** Supplied entries **

====

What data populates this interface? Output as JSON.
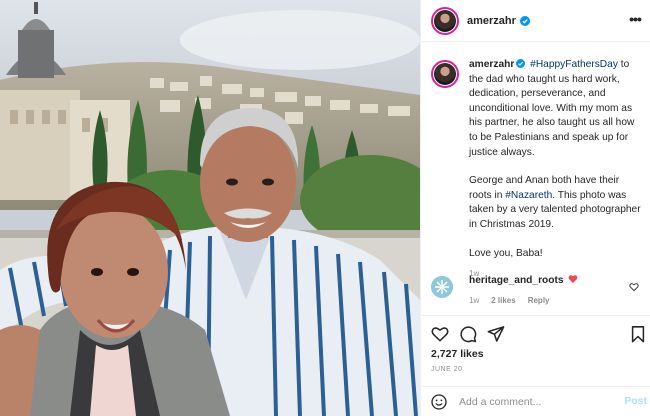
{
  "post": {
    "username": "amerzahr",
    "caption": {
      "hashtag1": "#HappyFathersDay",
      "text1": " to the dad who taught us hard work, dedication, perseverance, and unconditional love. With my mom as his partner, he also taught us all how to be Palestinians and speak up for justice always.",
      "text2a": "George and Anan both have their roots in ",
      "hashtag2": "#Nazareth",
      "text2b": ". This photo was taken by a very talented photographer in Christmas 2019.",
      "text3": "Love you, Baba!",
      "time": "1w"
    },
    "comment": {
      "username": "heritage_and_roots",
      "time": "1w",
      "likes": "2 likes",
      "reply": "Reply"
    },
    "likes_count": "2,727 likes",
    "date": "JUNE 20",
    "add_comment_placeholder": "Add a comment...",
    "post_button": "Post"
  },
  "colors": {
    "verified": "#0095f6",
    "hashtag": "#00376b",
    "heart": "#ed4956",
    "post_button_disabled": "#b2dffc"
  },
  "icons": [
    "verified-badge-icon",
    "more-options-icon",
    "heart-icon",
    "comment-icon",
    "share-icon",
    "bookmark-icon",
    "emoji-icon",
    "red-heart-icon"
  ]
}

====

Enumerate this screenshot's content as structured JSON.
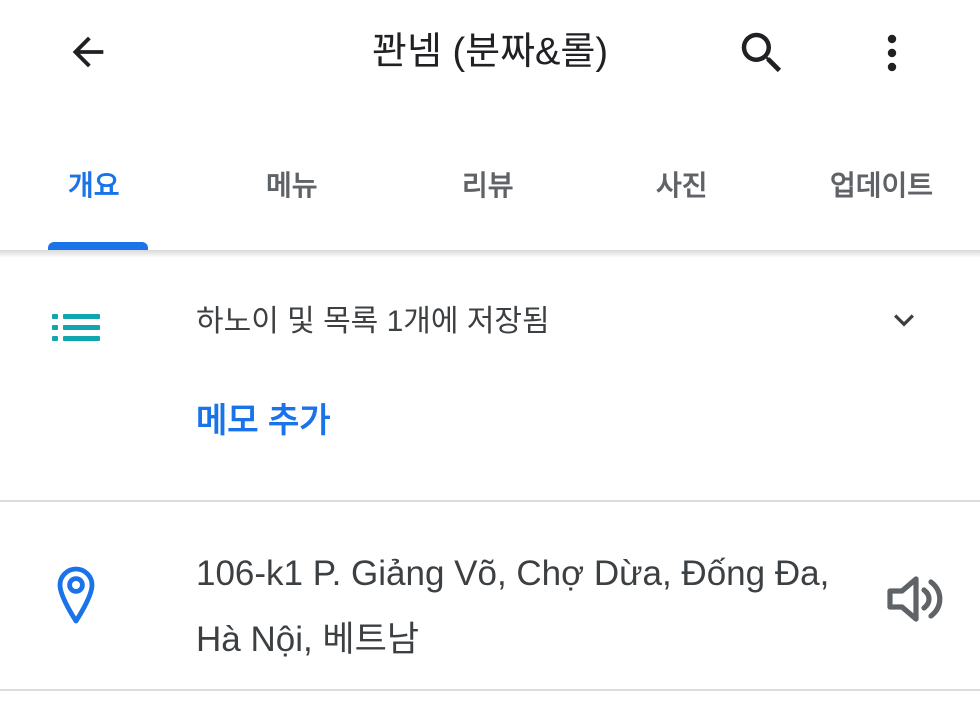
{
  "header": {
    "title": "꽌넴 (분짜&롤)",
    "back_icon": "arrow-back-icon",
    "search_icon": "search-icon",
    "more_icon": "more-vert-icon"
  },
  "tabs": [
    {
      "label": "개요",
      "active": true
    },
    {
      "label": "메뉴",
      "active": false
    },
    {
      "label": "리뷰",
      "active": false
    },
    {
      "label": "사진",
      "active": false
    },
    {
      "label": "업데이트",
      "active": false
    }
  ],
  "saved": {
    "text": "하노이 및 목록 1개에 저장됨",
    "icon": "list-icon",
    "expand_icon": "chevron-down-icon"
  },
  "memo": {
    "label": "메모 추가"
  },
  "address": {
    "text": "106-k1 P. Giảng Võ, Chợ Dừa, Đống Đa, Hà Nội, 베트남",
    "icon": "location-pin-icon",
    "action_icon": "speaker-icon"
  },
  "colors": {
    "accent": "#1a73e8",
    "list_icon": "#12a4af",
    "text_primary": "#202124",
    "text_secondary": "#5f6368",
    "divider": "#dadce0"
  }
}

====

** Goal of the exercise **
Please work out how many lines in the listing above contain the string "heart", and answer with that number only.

** Answer box **
3